Memory plastic is still used but it’s usually pulled out for spare chairs and such when required to accommodate company or those pesky relatives who stop by to get a look at your place, prompting comments like “Can you believe it Harold? They have a room just for the toilet! It’s nice and all but it just feels a little too ostentatious for my tastes.”
Average mortgage or rent: 1,200 to 4,000 cr.
The final step in living places is a free standing domicile. These can range from the truly outrageous prices charged for a house in the middle of a city to the more affordable suburban homes. But any ‘house’ in a major city is an expensive item that it takes a substantial income to be able to purchase.
In the distant past many futurists believed that as the ease of transportation increased and technology advanced to the point that you didn’t need to physically go into the office that humanity would spread out. Everyone would have their own plot of land and their own house.
What the future was yet to reveal was that while transportation became faster with ever greater numbers of humans ease did not follow. The sheer volume of traffic absorbed the gain in speed.
Technology did indeed advance to the point that you could work from anywhere and you could even dial in virtually to sit in on meetings. However two factors combined to save the office and cities for that matter. Productivity did not increase for virtual workers in fact it declined. Much of the population were not self starters, they needed the proximity of other workers and supervisors to inspire them to productivity. Even beyond that and maybe far more importantly, Man is a social creature and even those who lived far from the city center found themselves coming into the city for entertainment and interaction. Societal Engineers coined the term ‘Human Gravity’ to describe the effect. They found that society creates its own gravity, the more humans that were present the more they are drawn to each other much the same way as the matter in a solar system accretes to form ever-larger objects with their own gravity.
These social realities of course affected houses. Although they are extremely popular with those who can afford them, owners still want to be close to the center of the human gravity. This fact is just another factor that plays into the old real estate axiom, ‘Location is everything’.
As for the houses themselves they boast the entire range of technology. They are usually run by a powerful computer that takes care of everything from stocking the pantry to sensing when the roof needs repaired and then even hiring the roofer.

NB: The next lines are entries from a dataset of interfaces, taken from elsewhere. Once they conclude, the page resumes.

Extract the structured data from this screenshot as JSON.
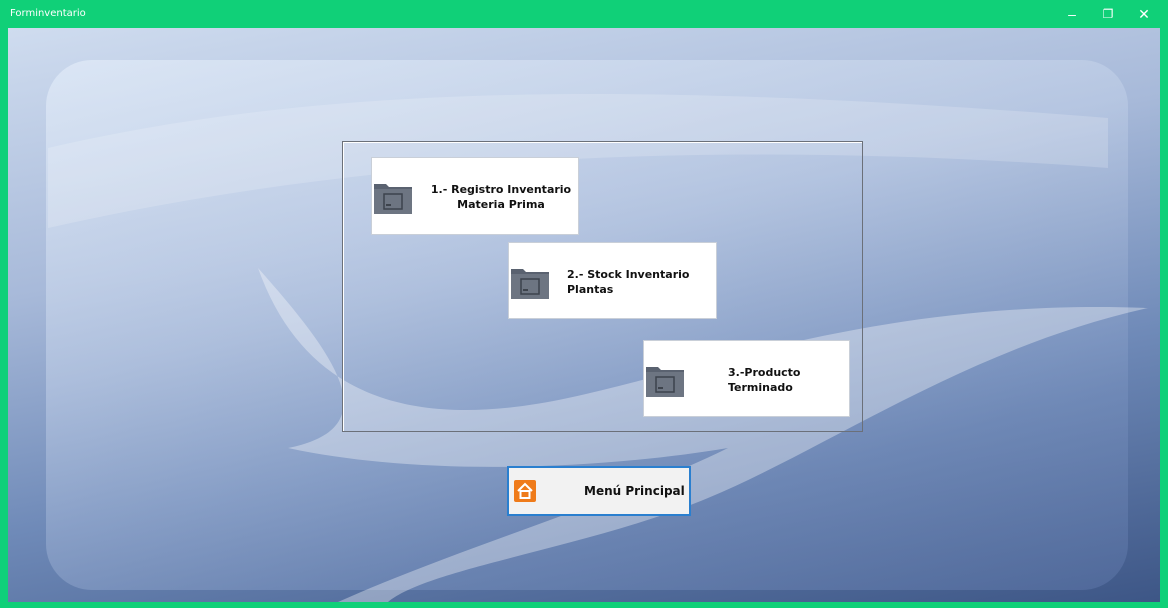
{
  "window": {
    "title": "Forminventario",
    "minimize": "–",
    "restore": "❐",
    "close": "✕",
    "accent": "#10d078"
  },
  "tiles": [
    {
      "label": "1.- Registro Inventario\n Materia Prima",
      "icon": "folder-icon"
    },
    {
      "label": "2.-  Stock Inventario\n     Plantas",
      "icon": "folder-icon"
    },
    {
      "label": "3.-Producto\nTerminado",
      "icon": "folder-icon"
    }
  ],
  "menu_button": {
    "label": "Menú Principal",
    "icon": "home-icon",
    "accent": "#ef7b1a"
  }
}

Status symbols abound, full kitchens, natural foods, dedicated rooms, custom made handcrafted furniture, virtual reality sensoriums and holographic rooms. The range of amenities and the size of houses is enormous and cannot be easily described.
Average mortgage: 1,500 to 100,000 cr.
Editor’s note: As received from Mr Cross, the article did not have the clear section titles; these were inserted as part of our editing process. Also, the metric measurements were not supplied, but added in by our editor; see the Author’s note following.
Author’s note: A note on metrics, for this article I have used U.S. Customary units of measurement most notably feet and square feet. This is because that is the way I can visualize the size of the areas I’m describing. If you’d rather have the information in metric units the conversion factor for feet to meters is 0.305 and the conversion for square feet to square meters is 0.093. You do the math.